What needs to be done: Extract all lines that hold "true" from the records below.

Dataset:
==========
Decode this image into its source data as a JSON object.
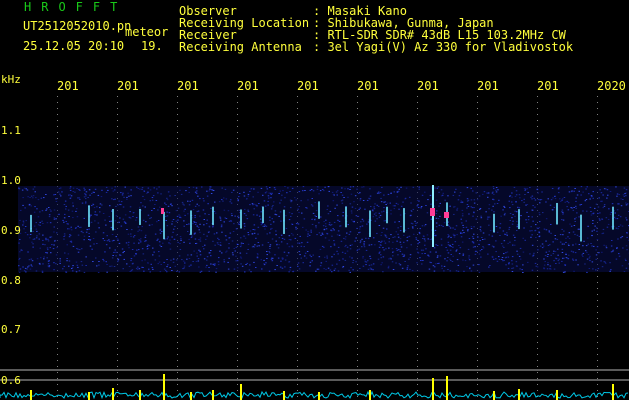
{
  "header": {
    "app_title": "HROFFT",
    "file_name": "UT2512052010.pn",
    "file_suffix": "meteor",
    "datetime": "25.12.05 20:10",
    "count": "19."
  },
  "info": [
    {
      "label": "Observer",
      "value": ": Masaki Kano"
    },
    {
      "label": "Receiving Location",
      "value": ": Shibukawa, Gunma, Japan"
    },
    {
      "label": "Receiver",
      "value": ": RTL-SDR SDR# 43dB L15 103.2MHz CW"
    },
    {
      "label": "Receiving Antenna",
      "value": ": 3el Yagi(V) Az 330 for Vladivostok"
    }
  ],
  "axes": {
    "y_unit": "kHz",
    "y_ticks": [
      "1.1",
      "1.0",
      "0.9",
      "0.8",
      "0.7",
      "0.6"
    ],
    "x_ticks": [
      "201",
      "201",
      "201",
      "201",
      "201",
      "201",
      "201",
      "201",
      "201",
      "2020"
    ]
  },
  "colors": {
    "label_text": "#ffff3c",
    "title_text": "#19c919",
    "noise_band": "#1a2aa8",
    "echo_bright": "#ff3c96",
    "level_trace": "#00c8e6",
    "level_spike": "#ffff00"
  }
}
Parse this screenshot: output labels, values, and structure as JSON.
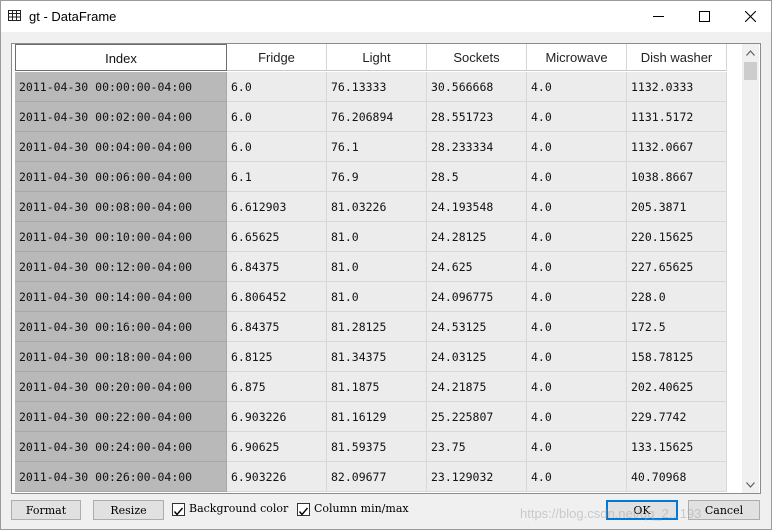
{
  "window": {
    "title": "gt - DataFrame",
    "icons": {
      "app": "table-icon",
      "minimize": "minimize-icon",
      "maximize": "maximize-icon",
      "close": "close-icon"
    }
  },
  "table": {
    "columns": [
      "Index",
      "Fridge",
      "Light",
      "Sockets",
      "Microwave",
      "Dish washer"
    ],
    "rows": [
      [
        "2011-04-30 00:00:00-04:00",
        "6.0",
        "76.13333",
        "30.566668",
        "4.0",
        "1132.0333"
      ],
      [
        "2011-04-30 00:02:00-04:00",
        "6.0",
        "76.206894",
        "28.551723",
        "4.0",
        "1131.5172"
      ],
      [
        "2011-04-30 00:04:00-04:00",
        "6.0",
        "76.1",
        "28.233334",
        "4.0",
        "1132.0667"
      ],
      [
        "2011-04-30 00:06:00-04:00",
        "6.1",
        "76.9",
        "28.5",
        "4.0",
        "1038.8667"
      ],
      [
        "2011-04-30 00:08:00-04:00",
        "6.612903",
        "81.03226",
        "24.193548",
        "4.0",
        "205.3871"
      ],
      [
        "2011-04-30 00:10:00-04:00",
        "6.65625",
        "81.0",
        "24.28125",
        "4.0",
        "220.15625"
      ],
      [
        "2011-04-30 00:12:00-04:00",
        "6.84375",
        "81.0",
        "24.625",
        "4.0",
        "227.65625"
      ],
      [
        "2011-04-30 00:14:00-04:00",
        "6.806452",
        "81.0",
        "24.096775",
        "4.0",
        "228.0"
      ],
      [
        "2011-04-30 00:16:00-04:00",
        "6.84375",
        "81.28125",
        "24.53125",
        "4.0",
        "172.5"
      ],
      [
        "2011-04-30 00:18:00-04:00",
        "6.8125",
        "81.34375",
        "24.03125",
        "4.0",
        "158.78125"
      ],
      [
        "2011-04-30 00:20:00-04:00",
        "6.875",
        "81.1875",
        "24.21875",
        "4.0",
        "202.40625"
      ],
      [
        "2011-04-30 00:22:00-04:00",
        "6.903226",
        "81.16129",
        "25.225807",
        "4.0",
        "229.7742"
      ],
      [
        "2011-04-30 00:24:00-04:00",
        "6.90625",
        "81.59375",
        "23.75",
        "4.0",
        "133.15625"
      ],
      [
        "2011-04-30 00:26:00-04:00",
        "6.903226",
        "82.09677",
        "23.129032",
        "4.0",
        "40.70968"
      ]
    ]
  },
  "footer": {
    "format_label": "Format",
    "resize_label": "Resize",
    "background_color_label": "Background color",
    "background_color_checked": true,
    "column_minmax_label": "Column min/max",
    "column_minmax_checked": true,
    "ok_label": "OK",
    "cancel_label": "Cancel"
  },
  "watermark": "https://blog.csdn.net/qq_2...193"
}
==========
Written response:
    "background_color_checked": true,
    "column_minmax_checked": true,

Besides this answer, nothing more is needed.